Here are some warning signs to watch for:
- Loss of thigh muscle mass.
- Decreased activity.
- Difficulty climbing stairs, rising from a laying position, jumping, or running.
- Swaying, “bunny hopping” gait.
If your pooch is displaying any of the symptoms above, you should take them to your local vet. They will be able to check your pooch and may be able to come up with a treatment plan.
Your Pug Is More Comfortable Sleeping Sitting Up
It could be that your dog finds it difficult to breathe in other sleeping positions. Therefore, they sleep sitting up, because it is the one position that allows them to let more air in through their nostrils while sleeping.
Keeping their head up, makes it easier for them to breathe better. If you live with someone who snores, you know that they will snore louder depending on their sleeping position.
Unfortunately, this breed is prone to several health problems and respiratory problems are just one of them.
Like people, dogs will have their favorite sleeping positions. Some may like sleeping at your feet, pillow, or lay on top of you.
How to Help Your Pug Dog Sleep Better
Treatment options can include keeping your dog slim and trim (hard because Pugs love to eat!) and using a dog bed with a raised area for your dog to rest their head on.
Use of allergy medications for dogs and surgery are also frequently recommended management options.
If you know or suspect your Pug dog sleeps sitting up because of breathing difficulty, you will want to talk with your dog’s veterinarian right away.
Final Word On Pug Sleeping While Sitting Up
When you find your Pug nodding off while sitting, it can be cute and even funny. This isn’t actually a sign that your dog has underlying health issues.
However, if this becomes a daily ritual, you may want to consider taking them to the veterinarian to ensure they are healthy.
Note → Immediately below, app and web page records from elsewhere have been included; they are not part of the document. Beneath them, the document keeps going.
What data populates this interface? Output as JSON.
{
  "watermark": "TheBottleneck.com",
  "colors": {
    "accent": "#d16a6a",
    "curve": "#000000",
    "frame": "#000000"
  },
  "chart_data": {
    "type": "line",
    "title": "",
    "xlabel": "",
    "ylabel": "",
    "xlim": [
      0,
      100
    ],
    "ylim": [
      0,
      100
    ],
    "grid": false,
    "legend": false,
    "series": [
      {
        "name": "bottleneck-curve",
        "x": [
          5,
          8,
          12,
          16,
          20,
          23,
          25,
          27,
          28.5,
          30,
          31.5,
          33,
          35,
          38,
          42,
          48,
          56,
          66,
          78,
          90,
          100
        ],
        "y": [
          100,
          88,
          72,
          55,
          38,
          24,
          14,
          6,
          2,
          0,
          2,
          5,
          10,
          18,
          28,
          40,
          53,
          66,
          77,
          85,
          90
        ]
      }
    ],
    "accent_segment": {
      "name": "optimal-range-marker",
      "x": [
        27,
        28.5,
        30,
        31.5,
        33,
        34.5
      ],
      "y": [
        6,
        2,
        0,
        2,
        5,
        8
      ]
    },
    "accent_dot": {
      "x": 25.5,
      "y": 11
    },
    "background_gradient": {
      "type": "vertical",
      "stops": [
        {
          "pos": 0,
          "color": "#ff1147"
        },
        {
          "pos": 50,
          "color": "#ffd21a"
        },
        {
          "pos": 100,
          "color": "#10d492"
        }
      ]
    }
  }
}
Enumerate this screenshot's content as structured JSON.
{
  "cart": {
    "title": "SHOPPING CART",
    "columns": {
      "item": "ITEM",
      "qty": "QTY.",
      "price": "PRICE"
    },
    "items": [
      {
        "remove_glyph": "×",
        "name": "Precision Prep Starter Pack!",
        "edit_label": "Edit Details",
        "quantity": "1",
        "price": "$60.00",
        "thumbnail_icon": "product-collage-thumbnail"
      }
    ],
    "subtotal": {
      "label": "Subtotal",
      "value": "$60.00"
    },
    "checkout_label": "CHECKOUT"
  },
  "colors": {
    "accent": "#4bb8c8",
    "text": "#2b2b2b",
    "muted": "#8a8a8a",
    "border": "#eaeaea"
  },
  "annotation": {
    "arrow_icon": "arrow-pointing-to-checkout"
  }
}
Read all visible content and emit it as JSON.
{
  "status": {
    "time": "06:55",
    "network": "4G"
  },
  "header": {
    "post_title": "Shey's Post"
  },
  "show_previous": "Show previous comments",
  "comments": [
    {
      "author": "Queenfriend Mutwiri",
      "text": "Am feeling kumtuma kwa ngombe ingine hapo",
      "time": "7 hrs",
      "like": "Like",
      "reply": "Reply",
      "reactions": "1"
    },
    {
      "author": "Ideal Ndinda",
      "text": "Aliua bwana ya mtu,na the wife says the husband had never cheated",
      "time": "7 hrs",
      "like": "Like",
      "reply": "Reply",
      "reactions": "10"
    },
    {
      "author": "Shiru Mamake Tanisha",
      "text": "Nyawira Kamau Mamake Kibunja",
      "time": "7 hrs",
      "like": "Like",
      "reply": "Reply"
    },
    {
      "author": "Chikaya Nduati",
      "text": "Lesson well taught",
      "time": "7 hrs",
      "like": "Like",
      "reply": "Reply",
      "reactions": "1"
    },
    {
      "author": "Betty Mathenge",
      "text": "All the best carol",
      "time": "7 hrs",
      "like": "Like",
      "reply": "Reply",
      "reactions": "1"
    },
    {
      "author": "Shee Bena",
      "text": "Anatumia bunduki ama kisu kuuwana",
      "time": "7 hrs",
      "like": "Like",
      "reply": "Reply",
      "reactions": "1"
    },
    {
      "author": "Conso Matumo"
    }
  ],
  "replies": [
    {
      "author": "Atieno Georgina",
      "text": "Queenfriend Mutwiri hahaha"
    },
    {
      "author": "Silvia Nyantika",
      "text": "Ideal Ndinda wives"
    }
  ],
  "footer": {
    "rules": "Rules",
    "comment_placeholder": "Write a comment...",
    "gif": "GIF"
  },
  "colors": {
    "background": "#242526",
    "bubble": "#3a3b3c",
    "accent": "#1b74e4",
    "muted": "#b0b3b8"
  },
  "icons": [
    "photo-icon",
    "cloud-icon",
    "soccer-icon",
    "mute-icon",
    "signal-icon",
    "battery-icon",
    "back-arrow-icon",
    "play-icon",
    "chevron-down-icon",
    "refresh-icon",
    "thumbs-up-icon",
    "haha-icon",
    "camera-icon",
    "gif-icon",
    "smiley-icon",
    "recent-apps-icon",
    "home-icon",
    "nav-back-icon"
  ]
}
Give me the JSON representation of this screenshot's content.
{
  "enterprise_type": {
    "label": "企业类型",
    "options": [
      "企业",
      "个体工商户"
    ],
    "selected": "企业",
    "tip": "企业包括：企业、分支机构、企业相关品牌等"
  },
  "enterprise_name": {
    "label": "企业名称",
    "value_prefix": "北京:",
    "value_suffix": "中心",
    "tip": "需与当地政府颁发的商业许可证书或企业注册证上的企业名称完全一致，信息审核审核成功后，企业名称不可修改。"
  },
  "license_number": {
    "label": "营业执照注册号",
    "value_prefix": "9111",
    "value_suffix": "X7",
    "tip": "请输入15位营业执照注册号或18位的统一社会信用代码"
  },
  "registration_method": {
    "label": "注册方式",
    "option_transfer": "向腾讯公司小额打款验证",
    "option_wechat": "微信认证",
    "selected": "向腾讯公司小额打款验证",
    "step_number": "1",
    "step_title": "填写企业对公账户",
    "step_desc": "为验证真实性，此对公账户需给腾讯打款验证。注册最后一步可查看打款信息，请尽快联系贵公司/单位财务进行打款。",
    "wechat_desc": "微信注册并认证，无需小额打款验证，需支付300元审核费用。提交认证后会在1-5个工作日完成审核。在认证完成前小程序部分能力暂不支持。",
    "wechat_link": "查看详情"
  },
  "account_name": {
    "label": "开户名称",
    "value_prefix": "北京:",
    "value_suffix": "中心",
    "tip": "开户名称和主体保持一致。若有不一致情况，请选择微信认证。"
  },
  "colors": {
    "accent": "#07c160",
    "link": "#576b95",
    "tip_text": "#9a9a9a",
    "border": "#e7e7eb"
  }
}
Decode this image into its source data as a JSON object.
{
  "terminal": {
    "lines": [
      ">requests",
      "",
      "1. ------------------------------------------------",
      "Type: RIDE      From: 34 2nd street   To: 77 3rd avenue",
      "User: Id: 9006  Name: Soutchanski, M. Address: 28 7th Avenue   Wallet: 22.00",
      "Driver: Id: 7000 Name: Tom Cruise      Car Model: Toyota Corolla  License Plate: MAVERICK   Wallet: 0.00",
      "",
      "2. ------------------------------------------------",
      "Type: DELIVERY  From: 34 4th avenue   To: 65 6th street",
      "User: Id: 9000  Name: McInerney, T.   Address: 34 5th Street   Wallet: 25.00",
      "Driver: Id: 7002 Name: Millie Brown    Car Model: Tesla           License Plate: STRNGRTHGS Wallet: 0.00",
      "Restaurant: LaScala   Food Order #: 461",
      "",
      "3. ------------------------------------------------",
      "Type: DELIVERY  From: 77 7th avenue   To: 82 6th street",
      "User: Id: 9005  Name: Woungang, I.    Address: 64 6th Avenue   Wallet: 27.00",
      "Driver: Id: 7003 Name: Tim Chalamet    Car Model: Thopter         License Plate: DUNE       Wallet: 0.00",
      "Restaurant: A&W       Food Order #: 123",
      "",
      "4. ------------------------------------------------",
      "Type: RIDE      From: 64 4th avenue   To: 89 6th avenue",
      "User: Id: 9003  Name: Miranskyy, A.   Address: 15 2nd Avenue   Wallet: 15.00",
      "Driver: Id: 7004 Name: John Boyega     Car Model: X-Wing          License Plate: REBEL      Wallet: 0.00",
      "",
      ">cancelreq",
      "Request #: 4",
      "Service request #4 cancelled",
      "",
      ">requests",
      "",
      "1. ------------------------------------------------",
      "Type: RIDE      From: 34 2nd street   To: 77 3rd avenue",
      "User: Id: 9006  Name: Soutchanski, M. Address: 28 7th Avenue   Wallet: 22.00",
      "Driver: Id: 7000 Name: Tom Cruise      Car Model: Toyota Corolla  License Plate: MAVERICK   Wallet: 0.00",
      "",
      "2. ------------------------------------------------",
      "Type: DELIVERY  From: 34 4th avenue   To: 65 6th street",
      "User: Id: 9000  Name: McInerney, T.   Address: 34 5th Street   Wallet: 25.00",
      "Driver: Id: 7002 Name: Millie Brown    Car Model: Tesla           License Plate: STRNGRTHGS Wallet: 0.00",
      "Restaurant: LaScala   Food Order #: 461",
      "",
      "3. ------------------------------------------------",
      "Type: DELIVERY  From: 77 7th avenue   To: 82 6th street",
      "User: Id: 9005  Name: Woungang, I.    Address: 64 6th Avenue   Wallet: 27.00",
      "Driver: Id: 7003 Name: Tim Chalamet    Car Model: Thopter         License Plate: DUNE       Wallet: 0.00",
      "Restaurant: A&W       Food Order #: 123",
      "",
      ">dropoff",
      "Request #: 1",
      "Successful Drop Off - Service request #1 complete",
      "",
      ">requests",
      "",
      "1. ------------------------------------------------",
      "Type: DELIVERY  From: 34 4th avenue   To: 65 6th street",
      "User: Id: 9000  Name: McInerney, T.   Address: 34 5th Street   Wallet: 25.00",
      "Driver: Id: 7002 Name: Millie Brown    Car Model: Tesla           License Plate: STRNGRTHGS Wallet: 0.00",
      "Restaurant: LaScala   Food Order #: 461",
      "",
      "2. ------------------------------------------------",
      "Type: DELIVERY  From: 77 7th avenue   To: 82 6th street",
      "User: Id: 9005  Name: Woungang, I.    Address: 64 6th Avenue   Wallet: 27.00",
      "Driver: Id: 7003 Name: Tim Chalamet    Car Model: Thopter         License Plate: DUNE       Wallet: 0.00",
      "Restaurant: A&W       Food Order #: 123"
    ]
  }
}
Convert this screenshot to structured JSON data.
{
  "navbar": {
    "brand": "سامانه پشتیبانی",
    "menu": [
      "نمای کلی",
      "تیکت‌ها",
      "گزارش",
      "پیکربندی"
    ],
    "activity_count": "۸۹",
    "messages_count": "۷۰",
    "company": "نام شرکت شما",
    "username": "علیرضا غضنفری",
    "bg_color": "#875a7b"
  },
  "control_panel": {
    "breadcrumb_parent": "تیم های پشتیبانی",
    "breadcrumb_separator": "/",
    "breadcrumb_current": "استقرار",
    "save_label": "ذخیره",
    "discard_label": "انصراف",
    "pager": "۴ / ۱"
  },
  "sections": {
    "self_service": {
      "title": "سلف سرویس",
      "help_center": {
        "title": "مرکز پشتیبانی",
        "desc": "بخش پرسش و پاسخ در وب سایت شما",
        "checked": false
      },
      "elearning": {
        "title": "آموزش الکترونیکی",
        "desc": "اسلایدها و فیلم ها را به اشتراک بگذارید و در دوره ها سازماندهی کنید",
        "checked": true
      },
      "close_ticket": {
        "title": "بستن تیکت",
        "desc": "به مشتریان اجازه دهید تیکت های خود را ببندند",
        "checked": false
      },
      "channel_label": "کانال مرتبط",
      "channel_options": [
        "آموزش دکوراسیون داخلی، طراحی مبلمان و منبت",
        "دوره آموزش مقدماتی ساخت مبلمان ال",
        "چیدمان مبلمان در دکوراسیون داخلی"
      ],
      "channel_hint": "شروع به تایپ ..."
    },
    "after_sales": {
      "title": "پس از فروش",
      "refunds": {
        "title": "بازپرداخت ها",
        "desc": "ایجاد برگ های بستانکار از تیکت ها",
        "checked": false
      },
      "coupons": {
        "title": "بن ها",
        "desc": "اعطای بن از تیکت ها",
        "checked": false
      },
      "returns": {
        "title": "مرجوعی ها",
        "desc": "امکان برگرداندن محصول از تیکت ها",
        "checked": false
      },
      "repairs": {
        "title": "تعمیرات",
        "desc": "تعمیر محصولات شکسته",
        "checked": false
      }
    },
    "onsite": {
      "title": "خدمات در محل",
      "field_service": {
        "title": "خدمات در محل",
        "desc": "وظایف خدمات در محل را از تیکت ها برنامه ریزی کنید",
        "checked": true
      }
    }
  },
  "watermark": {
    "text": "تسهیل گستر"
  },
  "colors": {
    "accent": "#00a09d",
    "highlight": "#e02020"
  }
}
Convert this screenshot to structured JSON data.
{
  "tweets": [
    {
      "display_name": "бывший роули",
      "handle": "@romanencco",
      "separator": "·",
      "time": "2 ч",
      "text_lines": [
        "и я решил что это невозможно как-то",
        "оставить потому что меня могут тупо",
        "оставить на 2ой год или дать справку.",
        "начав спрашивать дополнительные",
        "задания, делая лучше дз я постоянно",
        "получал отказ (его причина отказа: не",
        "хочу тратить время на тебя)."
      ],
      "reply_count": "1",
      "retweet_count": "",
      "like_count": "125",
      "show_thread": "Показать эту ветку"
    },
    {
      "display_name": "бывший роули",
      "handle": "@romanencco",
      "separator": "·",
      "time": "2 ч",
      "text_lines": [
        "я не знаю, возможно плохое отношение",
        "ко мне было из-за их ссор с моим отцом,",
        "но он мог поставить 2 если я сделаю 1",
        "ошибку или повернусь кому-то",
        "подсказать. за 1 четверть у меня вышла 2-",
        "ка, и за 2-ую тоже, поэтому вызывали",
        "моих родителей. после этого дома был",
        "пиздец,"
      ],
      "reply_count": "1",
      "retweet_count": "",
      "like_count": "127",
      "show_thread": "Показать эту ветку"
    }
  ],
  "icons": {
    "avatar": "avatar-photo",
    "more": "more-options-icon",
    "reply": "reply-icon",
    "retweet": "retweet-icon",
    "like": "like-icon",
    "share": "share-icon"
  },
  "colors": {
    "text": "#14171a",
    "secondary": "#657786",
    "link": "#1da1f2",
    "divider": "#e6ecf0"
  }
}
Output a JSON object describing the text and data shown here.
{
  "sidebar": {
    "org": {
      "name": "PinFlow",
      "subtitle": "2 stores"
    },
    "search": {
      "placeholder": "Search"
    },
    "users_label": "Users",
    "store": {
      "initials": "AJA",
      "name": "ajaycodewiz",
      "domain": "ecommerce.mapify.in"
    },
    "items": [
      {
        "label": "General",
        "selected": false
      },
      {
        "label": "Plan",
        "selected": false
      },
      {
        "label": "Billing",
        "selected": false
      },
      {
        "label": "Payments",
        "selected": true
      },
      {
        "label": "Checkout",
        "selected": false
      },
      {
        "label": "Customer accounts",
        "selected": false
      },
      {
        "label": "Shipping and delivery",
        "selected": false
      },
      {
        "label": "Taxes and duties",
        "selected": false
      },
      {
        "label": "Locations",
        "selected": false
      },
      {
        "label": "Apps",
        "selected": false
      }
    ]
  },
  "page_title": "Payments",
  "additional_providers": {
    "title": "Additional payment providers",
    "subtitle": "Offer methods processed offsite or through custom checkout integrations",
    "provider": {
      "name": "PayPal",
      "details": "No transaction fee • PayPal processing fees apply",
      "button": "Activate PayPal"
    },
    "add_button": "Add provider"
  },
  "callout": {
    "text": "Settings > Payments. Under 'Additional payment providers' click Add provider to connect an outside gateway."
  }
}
References And Further Reading
AKC – Hip Dysplasia In Dogs
The Paws – Mary Clark – The 36 Funniest Pug Sleeping Positions